Objective: The aim of this study was to assess the accuracy of CT-angiography for identification and measurement of calcification of carotid atherosclerotic plaques and to characterise the content and distribution pattern of mineral calcium (hydroxyapatite, Ca) in carotid bifurcations and investigate its relationship with neurological symptoms.
Methods: Twenty-six patients with ICA stenosis > 60% (13 symptomatic, 13 asymptomatic) were selected for study. Ca was estimated from the weight of the ashed remnants of carotid endarterectomy (CEA) specimens in 11 patients. Calcium content (calcification volume (mm3),CV), and average calcium density (Hounsfield units (HU),CD), were determined by CT-angiography. The distribution pattern of calcium within the lesion (base (posterior), shoulder or luminal surface) was assessed in all cases.
Results: CT-derived estimation of CV and Ca mass (modified Agatston Score, (mAS) = CV x CD) showed a good correlation with its direct measurement in CEA specimens (r = 0.911 and 0.993 respectively, p < 0,005). Asymptomatic patients with ICA stenosis > 60% showed statistically significant higher content of Ca than those who were symptomatic (mAS: 122.6 +/- 138.0 HU mm3 vs 42.8 +/- 59.1 HU mm3, p = 0.04). Calcification on the surface of the plaque was observed more commonly in asymptomatic patients (9/12 vs 3/15, p = 0.006). Non-calcified or plaques with posterior calcification were 12 times more likely to be symptomatic (OR: 12, 95%CI 1.5-91.1, p = 0.021).

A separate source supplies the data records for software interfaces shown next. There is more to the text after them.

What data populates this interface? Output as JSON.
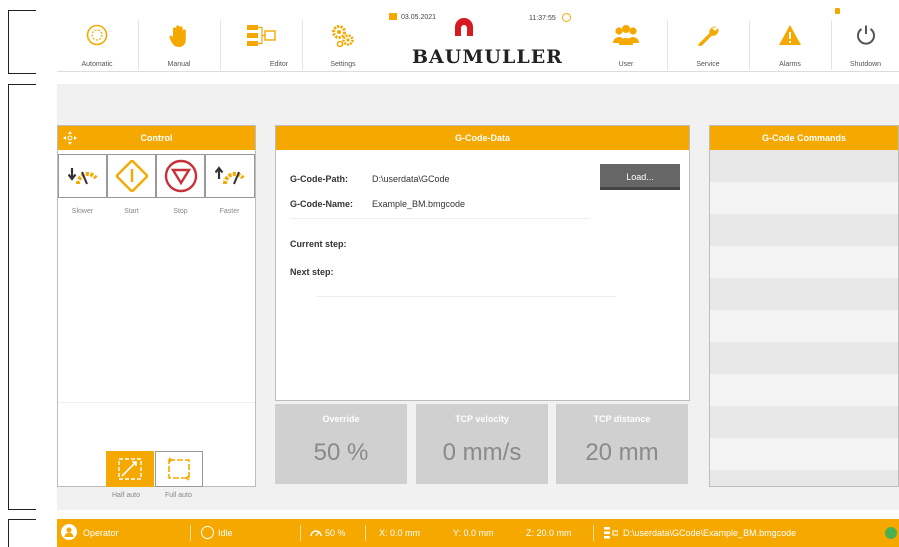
{
  "nav": {
    "items": [
      {
        "label": "Automatic",
        "icon": "automatic-icon"
      },
      {
        "label": "Manual",
        "icon": "hand-icon"
      },
      {
        "label": "Editor",
        "icon": "editor-icon"
      },
      {
        "label": "Settings",
        "icon": "gears-icon"
      },
      {
        "label": "User",
        "icon": "users-icon"
      },
      {
        "label": "Service",
        "icon": "wrench-icon"
      },
      {
        "label": "Alarms",
        "icon": "warning-icon"
      },
      {
        "label": "Shutdown",
        "icon": "power-icon"
      }
    ],
    "date": "03.05.2021",
    "time": "11:37:55",
    "logo": "BAUMULLER"
  },
  "control": {
    "title": "Control",
    "buttons": [
      {
        "label": "Slower"
      },
      {
        "label": "Start"
      },
      {
        "label": "Stop"
      },
      {
        "label": "Faster"
      }
    ],
    "modes": [
      {
        "label": "Half auto",
        "active": true
      },
      {
        "label": "Full auto",
        "active": false
      }
    ]
  },
  "gcode_data": {
    "title": "G-Code-Data",
    "path_label": "G-Code-Path:",
    "path_value": "D:\\userdata\\GCode",
    "name_label": "G-Code-Name:",
    "name_value": "Example_BM.bmgcode",
    "current_label": "Current step:",
    "next_label": "Next step:",
    "load_label": "Load..."
  },
  "tiles": [
    {
      "title": "Override",
      "value": "50 %"
    },
    {
      "title": "TCP velocity",
      "value": "0 mm/s"
    },
    {
      "title": "TCP distance",
      "value": "20 mm"
    }
  ],
  "commands": {
    "title": "G-Code Commands"
  },
  "status": {
    "user": "Operator",
    "state": "Idle",
    "override": "50 %",
    "x": "X:  0.0 mm",
    "y": "Y:  0.0 mm",
    "z": "Z:  20.0 mm",
    "file": "D:\\userdata\\GCode\\Example_BM.bmgcode"
  },
  "colors": {
    "accent": "#f5a800",
    "logo_red": "#d71920",
    "stop_red": "#c8313a"
  }
}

Conclusions: CT-angiography permits the reliable quantification of calcification of carotid plaques. A lower content of calcium in carotid plaques, as well as its distribution in the base of the lesion, was associated with a greater prevalence of neurological symptoms. These parameters may be useful to identify those patients at higher risk of stroke.